10 reps- Straight-legged hamstring stretch

10 reps- Army crunches

10 reps- Shoulder raises

10 reps- Lunges

X 1 rep

Hopefully this gets you feeling energized for the day! Enjoy!

 

“How Long Is It Going to Be Before I Demand the Best For Myself?”

This quote from Epictetus forces us to be honest with ourselves. We question whether we are doing the best for ourselves at this time. If not, why? Are we waiting for the “perfect time” to be a better person or take action? It’s so easy to make excuses for a number of things, but is putting this off making you any better?

The Stoics often speak on the theme of perfectionism and how we can never expect perfection in life. Instead, we must be resilient to the obstacles in our path and continue our journey with persistence. How often do we find ourselves saying things like “Oh, I’ll do [   ] 3 years from now,” “Right now I am just too busy for [   ]” You fill in the blank. We all say these sort of phrases but, will there ever be the perfect time to do anything, or is it really just procrastination? (Feel free to answer but it is a rhetorical question). So now back to Epictetus’s question, “How long is it going to be before I demand the best for myself?”

New Year’s resolutions are a perfect example of the idea that Epictetus is trying to get across. Every year we wait for a new start of the year to get healthy, read more, get a degree, etc. Why do we wait for this time when we can start right now?

The reality is, there will never be a more perfect time than now. We do not know what will become of our lives in the future and the new challenges it will pose. Rather, let’s make the decision to demand the best for ourselves while we can, in this very moment. What better time?!

For myself, there are definitely goals that I have set and not accomplished. Perhaps I am making excuses and procrastinating on these feats. Let’s see…

For example, it has been a year since I first began looking for an investment property. The potentially procrastinating side of me says, “There are no homes I am interesting in purchasing, maybe it is just not a good time in the market for me to buy.” Though I am always looking every day, I am WAITING for the right property to appear. Furthermore, I have not made offers on any properties and, at times, I find myself reasoning about the inflated nature of the current real estate market does not allow for me to make a BIG investment mistake. Will there ever be the perfect time to buy in the market? Will there ever be the perfect house? The answer is no, Alex. It is okay to be cautious, just make sure you are not making excuses for yourself.

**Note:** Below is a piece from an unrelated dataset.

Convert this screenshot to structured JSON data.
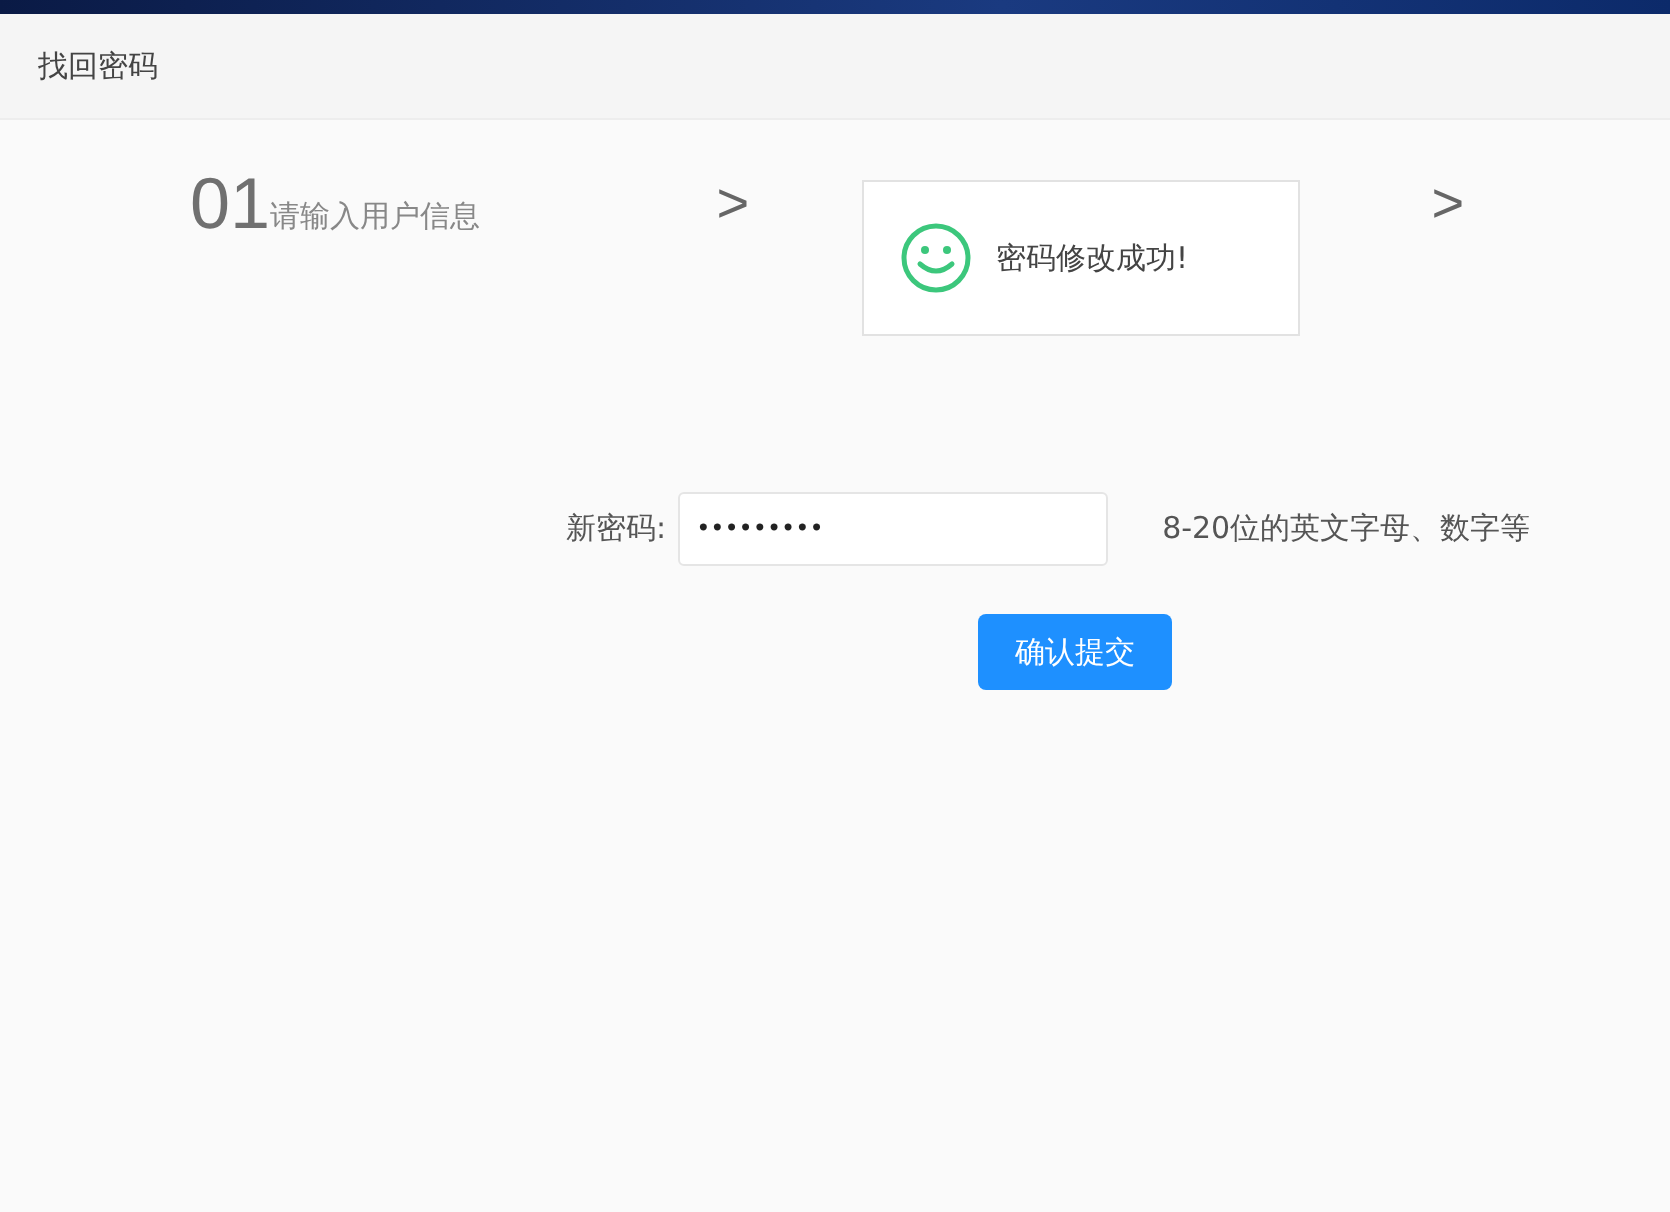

In conclusion, what I am trying to present here is that we all have goals we are putting off for the “right time,” but understand that we can only have influence over what is happening right now in this moment, not later. Whether it is a specific action-goal or simply being a better parent, being a healthier person, being a better teacher, etc. Ask yourself this question, “How long is it going to be before I demand the best for myself?” And answer, “No longer.”